Regarding the special election Tuesday for the 5th District congressional seat that used to belong to Gladys Noon Spellman, Tom Mathers wants it clearly understood: If elected, he will not run again. If defeated, he will not run again.
"This is my first- and last-time run for anything," the 31-year-old Libertarian candidate declared. "I'm committed; this is it. I've given it a lot of thought."
"Don't put that down as a compaign pledge," implored Dean Ahmad, Mathers' campaign manager, chairman of the Maryland Libertarian Party and a self-employed astronomer. "I'm sure the Libertarians are going to want him to run again."
Mathers is indeed one of the stars in the tiny universe of Libertarians, a small constellation committed to the proposition that the government that governs best governs least.
But to date, Libertarians have captured only four elected posts -- two state legislative seats and a mayoralty in Alaska, and a town council position in South Carolina -- and there are only 60 registered party members in Prince George's County, which includes most of the 5th District. So, for the time being at least, the Libertarian message is mostly the medium.
"I can't believe it," said Mathers, fresh from a meeting with Washington Post editorial writers and an appearance on a radio talk show. "It's like if it's Tuesday, it must be Belgium's week."
Never mind that Democrat Steny Hoyer and Republican Audrey Scott studiously ignore the Berwyn Heights homeowner. On the radio Wednesday, Hoyer, for instance, pointedly referred to Scott as "my opponent."
"They don't want to draw attention to me," sniffed the snubbed, sideburned contender. "I never refer to them, either."
And never mind that Hoyer has raised $225,000 and Scott $102,000 to Mathers' modest $5,500, including his own $500 tax refund formerly earmarked to pay personal bills. When Hoyer and Scott clashed over the tone of their television ads, Mathers remarked, "I'm really lucky I can't afford TV advertising."
And while the Big Two brandish endorsements like mighty sabers -- labor heavies for Hoyer, big-name Republicans for Scott -- Mathers is glad to get the nod from a former president of the Gay Activist Alliance.
No matter. What's important is that, wherever Hoyer and Scott appear in a public forum, Mathers is likely to be there, too, quixotic to some, intriguing to others, but always a choice, not an echo.
Thomas P. Mathers, a child of the '60s, wore his hair "as long as they let it" at Washington's Archbishop Carroll High School. In 1968 and '69, however, he did his marching in Vietnam. His personal protest against the war was a vote for George McGovern in 1972.
A man in search of a party, he turned Libertarian in 1980, working for Ed Clark for president.
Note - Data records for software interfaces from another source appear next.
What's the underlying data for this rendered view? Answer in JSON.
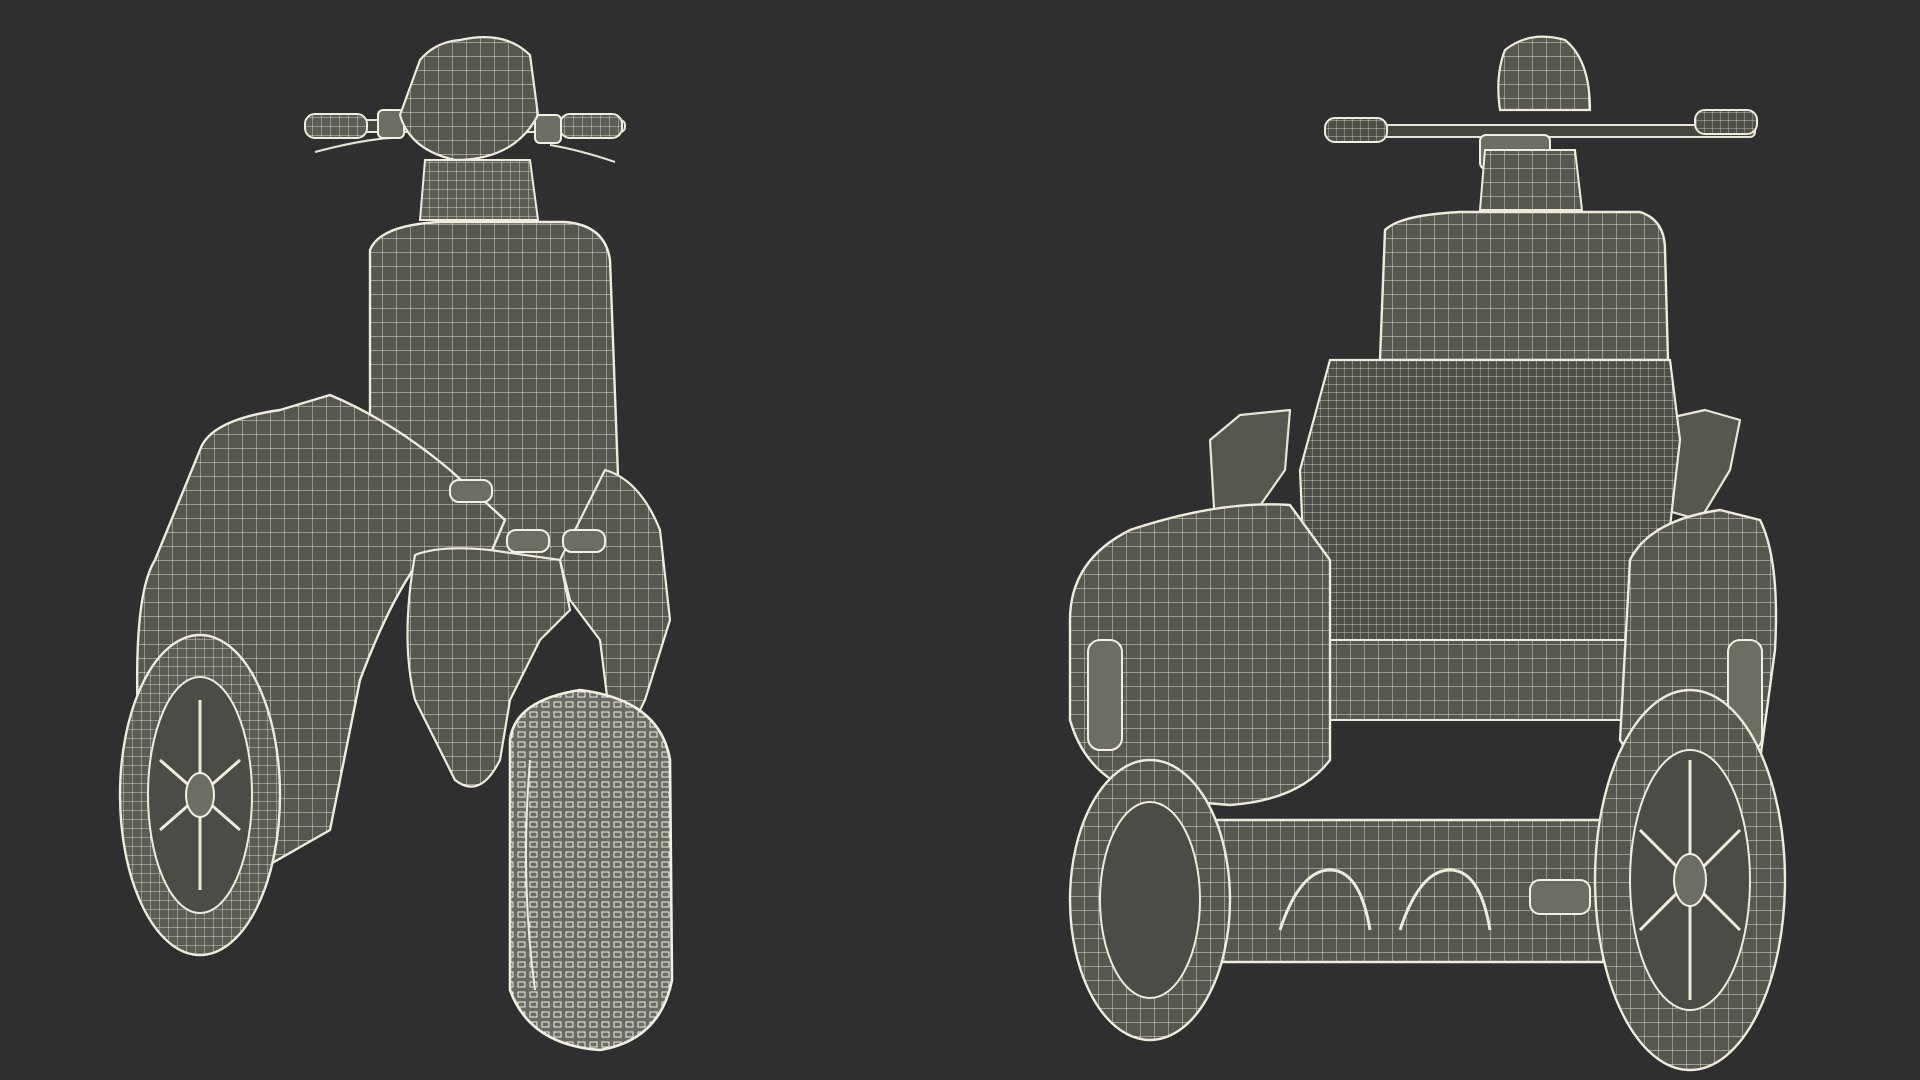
{
  "scene": {
    "background_color": "#2f2f2f",
    "mesh_color": "#e8e6d6",
    "surface_color": "#56574f",
    "views": [
      {
        "id": "front",
        "description_name": "wireframe-scooter-front-view"
      },
      {
        "id": "rear",
        "description_name": "wireframe-scooter-rear-view"
      }
    ]
  }
}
When the Spellman seat was declared vacant and a special election called, Mathers suggested that the party jump in. Thirty members of the state Central Committee picked him. After a petition drive and a court battle, Mathers won a spot on the ballot.
As a Libertarian, Mathers opposes all laws against so-called "victimless crimes," such as prostitution and drug use. His opposition to govenment bail-outs for big business "goes without saying." On local issues, his position on the deficit-ridden Metro mass transit system is, "Sell it."
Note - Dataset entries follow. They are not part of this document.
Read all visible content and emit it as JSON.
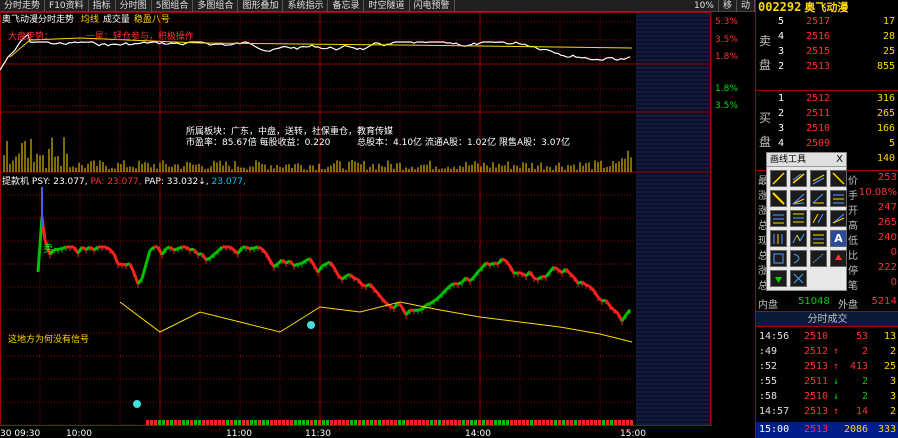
{
  "toolbar": {
    "items": [
      "分时走势",
      "F10资料",
      "指标",
      "分时图",
      "5图组合",
      "多图组合",
      "图形叠加",
      "系统指示",
      "备忘录",
      "时空隧道",
      "闪电预警"
    ],
    "zoom": "10%",
    "zoom_items": [
      "移",
      "动"
    ]
  },
  "chart": {
    "title": "奥飞动漫分时走势",
    "title_tags": [
      "均线",
      "成交量",
      "稳盈八号"
    ],
    "annotation_top": "大盘走势：",
    "annotation_red": "一星：轻仓参与，积极操作",
    "info_line1": "所属板块：广东，中盘，送转，社保重仓，教育传媒",
    "info_line2a": "市盈率：85.67倍  每股收益：0.220",
    "info_line2b": "总股本：4.10亿  流通A股：1.02亿  限售A股：3.07亿",
    "indicator_label": "提款机",
    "indicator_psy": "PSY: 23.077,",
    "indicator_pa": "PA: 23.077,",
    "indicator_pap": "PAP: 33.032↓,",
    "indicator_last": "23.077,",
    "no_signal_note": "这地方为何没有信号",
    "sell_mark": "卖",
    "right_axis_pct": [
      "5.3%",
      "3.5%",
      "1.8%",
      "1.8%",
      "3.5%"
    ],
    "time_labels": [
      "30 09:30",
      "10:00",
      "11:00",
      "11:30",
      "14:00",
      "15:00"
    ]
  },
  "stock": {
    "code": "002292",
    "name": "奥飞动漫"
  },
  "order_book": {
    "sell": [
      {
        "level": "5",
        "price": "2517",
        "vol": "17"
      },
      {
        "level": "4",
        "price": "2516",
        "vol": "28"
      },
      {
        "level": "3",
        "price": "2515",
        "vol": "25"
      },
      {
        "level": "2",
        "price": "2513",
        "vol": "855"
      }
    ],
    "buy": [
      {
        "level": "1",
        "price": "2512",
        "vol": "316"
      },
      {
        "level": "2",
        "price": "2511",
        "vol": "265"
      },
      {
        "level": "3",
        "price": "2510",
        "vol": "166"
      },
      {
        "level": "4",
        "price": "2509",
        "vol": "5"
      },
      {
        "level": "5",
        "price": "",
        "vol": "140"
      }
    ],
    "sell_label": "卖盘",
    "buy_label": "买盘"
  },
  "quote": {
    "rows": [
      {
        "l": "最",
        "r_label": "价",
        "r_val": "253"
      },
      {
        "l": "涨",
        "r_label": "手",
        "r_val": "10.08%"
      },
      {
        "l": "涨",
        "r_label": "开",
        "r_val": "247"
      },
      {
        "l": "总",
        "r_label": "高",
        "r_val": "265"
      },
      {
        "l": "现",
        "r_label": "低",
        "r_val": "240"
      },
      {
        "l": "总",
        "r_label": "比",
        "r_val": "0"
      },
      {
        "l": "涨",
        "r_label": "停",
        "r_val": "222"
      },
      {
        "l": "总",
        "r_label": "笔",
        "r_val": "0"
      }
    ],
    "inner_label": "内盘",
    "inner_val": "51048",
    "outer_label": "外盘",
    "outer_val": "5214"
  },
  "ticks": {
    "title": "分时成交",
    "rows": [
      {
        "time": "14:56",
        "price": "2510",
        "vol": "53",
        "num": "13",
        "dir": ""
      },
      {
        "time": ":49",
        "price": "2512",
        "vol": "2",
        "num": "2",
        "dir": "↑"
      },
      {
        "time": ":52",
        "price": "2513",
        "vol": "413",
        "num": "25",
        "dir": "↑"
      },
      {
        "time": ":55",
        "price": "2511",
        "vol": "2",
        "num": "3",
        "dir": "↓"
      },
      {
        "time": ":58",
        "price": "2510",
        "vol": "2",
        "num": "3",
        "dir": "↓"
      },
      {
        "time": "14:57",
        "price": "2513",
        "vol": "14",
        "num": "2",
        "dir": "↑"
      }
    ],
    "bottom": {
      "time": "15:00",
      "price": "2513",
      "vol": "2086",
      "num": "333"
    }
  },
  "palette": {
    "title": "画线工具",
    "close": "X",
    "tools": [
      "line-tool-icon",
      "ray-tool-icon",
      "channel-tool-icon",
      "segment-tool-icon",
      "diagonal-tool-icon",
      "fan-tool-icon",
      "angle-tool-icon",
      "parallel-tool-icon",
      "hline-tool-icon",
      "fib-tool-icon",
      "gann-tool-icon",
      "speed-tool-icon",
      "cycle-tool-icon",
      "wave-tool-icon",
      "arrow-tool-icon",
      "text-tool-icon",
      "rect-tool-icon",
      "arc-tool-icon",
      "pen-tool-icon",
      "uparrow-tool-icon",
      "downarrow-tool-icon",
      "cross-tool-icon"
    ],
    "text_tool_label": "A"
  },
  "colors": {
    "price_line": "#ffffff",
    "avg_line": "#ffd800",
    "up": "#ff2020",
    "down": "#00c000",
    "grid": "#a00000",
    "accent": "#ffd800"
  }
}
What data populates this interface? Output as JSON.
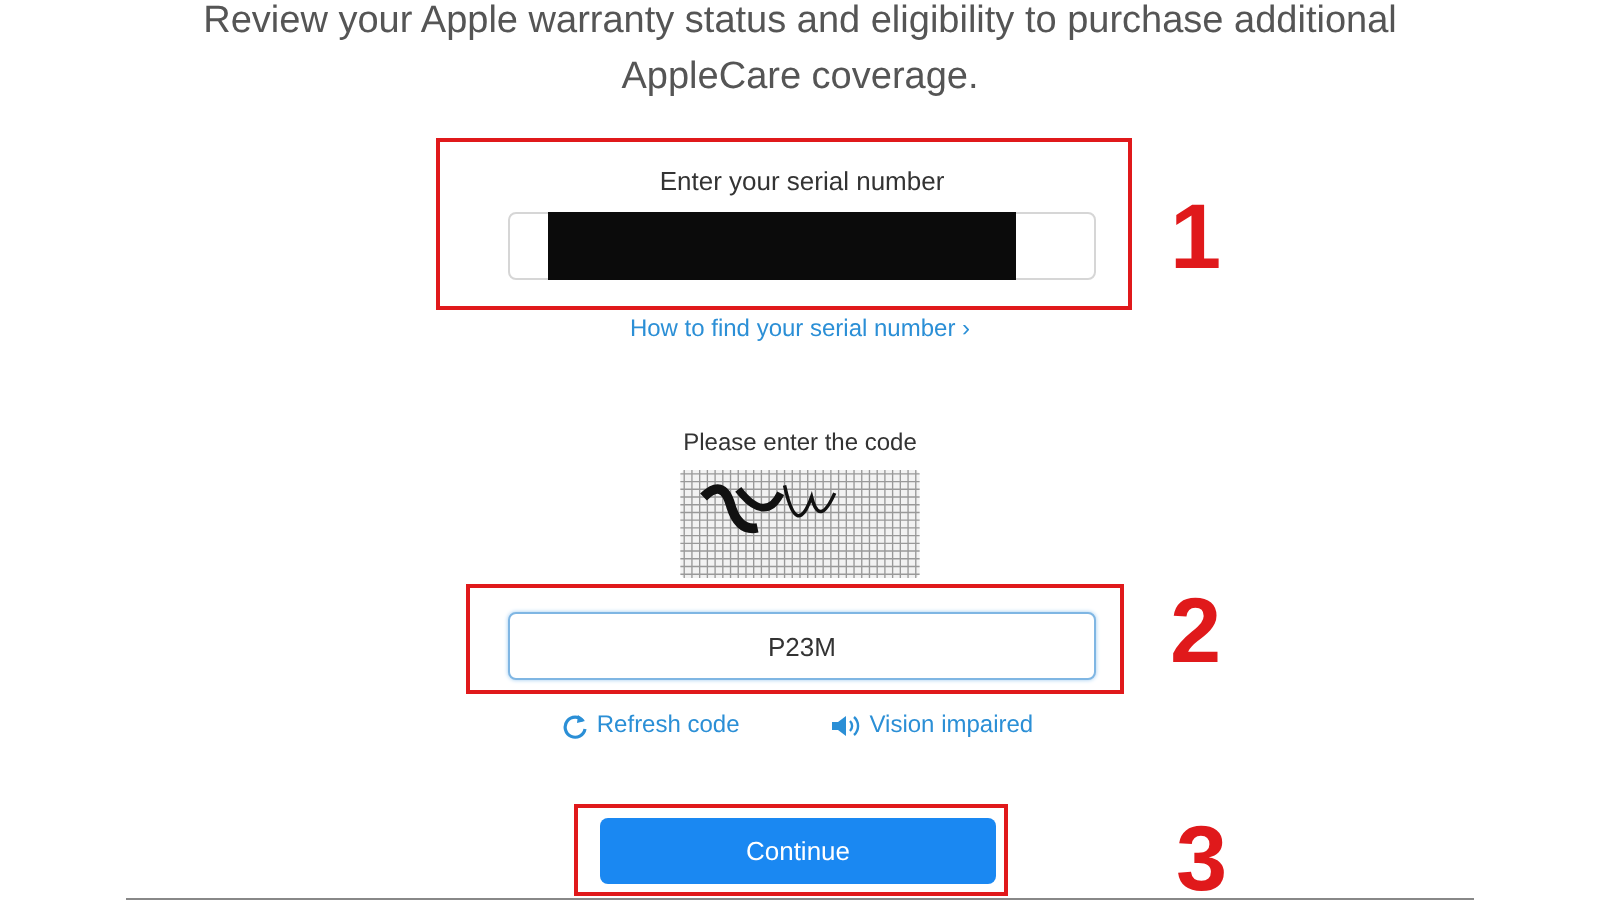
{
  "intro": "Review your Apple warranty status and eligibility to purchase additional AppleCare coverage.",
  "serial": {
    "label": "Enter your serial number",
    "redacted": true,
    "help_link": "How to find your serial number ›"
  },
  "captcha": {
    "label": "Please enter the code",
    "value": "P23M",
    "focused": true
  },
  "captcha_links": [
    {
      "kind": "refresh",
      "label": "Refresh code"
    },
    {
      "kind": "audio",
      "label": "Vision impaired"
    }
  ],
  "continue_button": "Continue",
  "annotations": [
    {
      "number": "1"
    },
    {
      "number": "2"
    },
    {
      "number": "3"
    }
  ]
}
But Tom Mathers is also a realist who recognizes the short-term inevitability of big government. If elected, he promises to plunge into the bureaucracy, servicing the needs of his consitituents -- the meat and potatoes of congressional work.
To get to the Hill, he has taken his 12 days of annual leave and five days without pay from his job as a writer for the National Association of Security Dealers. "It's gonna be a long, hot summer for me if I don't win, because I don't have any vacation left," Mathers said.
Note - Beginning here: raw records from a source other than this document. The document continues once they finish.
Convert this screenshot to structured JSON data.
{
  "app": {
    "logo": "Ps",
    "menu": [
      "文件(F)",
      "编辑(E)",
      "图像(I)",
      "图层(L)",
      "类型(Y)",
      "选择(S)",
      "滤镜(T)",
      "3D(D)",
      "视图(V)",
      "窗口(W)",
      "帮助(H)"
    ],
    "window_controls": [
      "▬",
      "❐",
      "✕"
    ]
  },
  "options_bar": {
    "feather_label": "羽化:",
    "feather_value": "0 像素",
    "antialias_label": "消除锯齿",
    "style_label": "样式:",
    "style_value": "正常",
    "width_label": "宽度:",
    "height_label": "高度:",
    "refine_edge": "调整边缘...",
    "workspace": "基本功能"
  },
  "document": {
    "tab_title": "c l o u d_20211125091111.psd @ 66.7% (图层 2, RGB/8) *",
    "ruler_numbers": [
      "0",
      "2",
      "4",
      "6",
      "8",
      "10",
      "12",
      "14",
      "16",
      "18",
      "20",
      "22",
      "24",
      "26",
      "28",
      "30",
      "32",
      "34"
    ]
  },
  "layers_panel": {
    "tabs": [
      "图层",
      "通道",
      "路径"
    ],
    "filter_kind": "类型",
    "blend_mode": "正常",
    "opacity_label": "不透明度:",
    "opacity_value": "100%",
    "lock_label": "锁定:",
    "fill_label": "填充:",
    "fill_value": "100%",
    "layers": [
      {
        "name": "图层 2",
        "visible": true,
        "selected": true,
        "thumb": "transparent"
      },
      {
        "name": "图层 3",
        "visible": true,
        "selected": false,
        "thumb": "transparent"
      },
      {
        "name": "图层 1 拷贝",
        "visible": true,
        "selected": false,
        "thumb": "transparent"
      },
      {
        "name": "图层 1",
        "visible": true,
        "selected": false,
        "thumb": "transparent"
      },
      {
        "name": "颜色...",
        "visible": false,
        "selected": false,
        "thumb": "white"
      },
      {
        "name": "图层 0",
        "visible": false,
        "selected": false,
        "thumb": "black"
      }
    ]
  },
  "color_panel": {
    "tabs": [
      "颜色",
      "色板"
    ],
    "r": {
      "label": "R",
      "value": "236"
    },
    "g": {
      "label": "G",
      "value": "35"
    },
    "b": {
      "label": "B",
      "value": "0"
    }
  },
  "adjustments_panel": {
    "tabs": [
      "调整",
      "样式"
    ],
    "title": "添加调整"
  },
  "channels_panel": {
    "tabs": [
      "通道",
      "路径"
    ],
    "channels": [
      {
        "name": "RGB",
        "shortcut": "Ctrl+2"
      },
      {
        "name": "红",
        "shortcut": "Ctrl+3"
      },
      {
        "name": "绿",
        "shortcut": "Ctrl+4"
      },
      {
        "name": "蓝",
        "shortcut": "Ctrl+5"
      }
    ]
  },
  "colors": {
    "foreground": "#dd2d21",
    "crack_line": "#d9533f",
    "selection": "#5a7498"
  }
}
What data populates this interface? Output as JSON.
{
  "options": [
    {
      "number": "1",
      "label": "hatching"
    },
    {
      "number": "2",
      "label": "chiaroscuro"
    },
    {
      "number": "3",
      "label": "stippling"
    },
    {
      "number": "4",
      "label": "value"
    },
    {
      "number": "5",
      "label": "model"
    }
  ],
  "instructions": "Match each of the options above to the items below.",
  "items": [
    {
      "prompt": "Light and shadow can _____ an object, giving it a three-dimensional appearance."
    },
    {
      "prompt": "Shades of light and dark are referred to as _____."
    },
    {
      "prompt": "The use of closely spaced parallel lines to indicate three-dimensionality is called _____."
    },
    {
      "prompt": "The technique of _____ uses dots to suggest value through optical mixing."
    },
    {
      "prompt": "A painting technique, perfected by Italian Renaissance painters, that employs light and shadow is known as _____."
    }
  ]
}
But he hopes for the best and, as the campaign winds down, says, "I expect I'll be very gratified by the outcome." Come election night, Mathers said he plans to "wander over to my campaign headquarters, tap a keg and watch our victory tally roll up."